  1. cheshire_kat17meeeow Says:

    Yes, there IS a benefit.
    I learned this in Comparative Plant and Animal Physiology: When a bolus of blood passes through a section of artery, you have the force of the blood pushing out on the artery, and the elastic elements in the artery pushing back down on the blood, generating pressure (of course). But when this happens, you get small tears in the arterial wall. The plaque to come along and fill in the tears. Isn’t that crazy? I was kinda shocked to learn this. I don’t like the idea of little rips in my arteries, lol.
    As we all know, you don’t want buildup to get out of control, but there are measures you can take to keep it down.

  2. André Says:

    It acts as a selection pressure upon a population. The mechanism of which is the same as with any other selection pressure.

    An organism that has a hereditary mutation to reduce said plaque buildup will be more fit, and the genes for less plaque in arteries will spread through the population.

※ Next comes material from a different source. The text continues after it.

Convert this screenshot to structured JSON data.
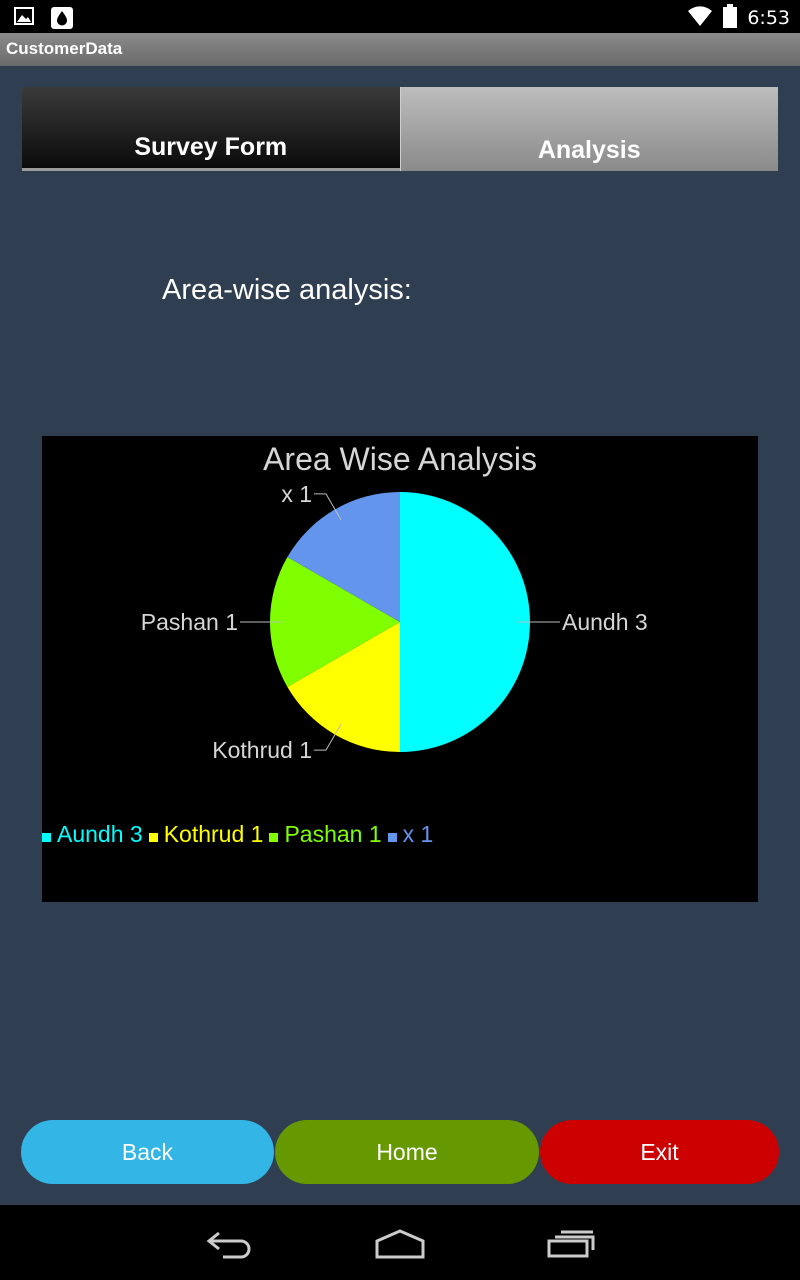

    But that is purely hypothetical in nature due to the statistics that indicate most people who die from complications relating to said buildup already have children, that in some cases can fend for themselves.

    So it’s less of an evolutionary pressure and more of a societal problem of morbidity due to mortality.

  3. Wise Duck Says:

    There is none. It’s an unintended consequence of living much longer with a cholesterol rich diet.

  4. gribbling Says:

    There isn’t one.

    However, it is a result of evolution.
    When humans evolved, they rarely got enough of certain essential nutrients in their diet: notably fats, sugars, and salts. So we evolved to find those things "tasty", and therefore to eat as much of them as possible.

    Unfortunately, modern technology allows us to have as much of them as we like – and it turns out that "as much as we like" is usually "too much". Too much fat causes a buildup of plaques of cholesterol in arteries.

    > "How would plaque buildup in the arteries have acted as a selection pressure if the diets back when humans were evolving so different?"

    We never got enough fats for plaques to build-up, so they never exerted any selective pressure.

    > "And why would it be so widespread now days?"

    It isn’t. It is only widespread among the affluent nations. In developing countries, people still more commonly suffer from a lack of nutrition instead of too much.

    > "There must have been some benefit to it"

    Not at all.

    But FYI:
    There is a protein called Apolipoprotein A1, which is important in lipid metabolism. A mutated version (called Apo A1-milano) has a single amino acid substitution, inserting a cystein; this version renders it’s possessor totally immune to cholesterol-caused atherosclerosis.
    This is a recent mutation, which has been traced-back to a single Italian man living in the 1700s.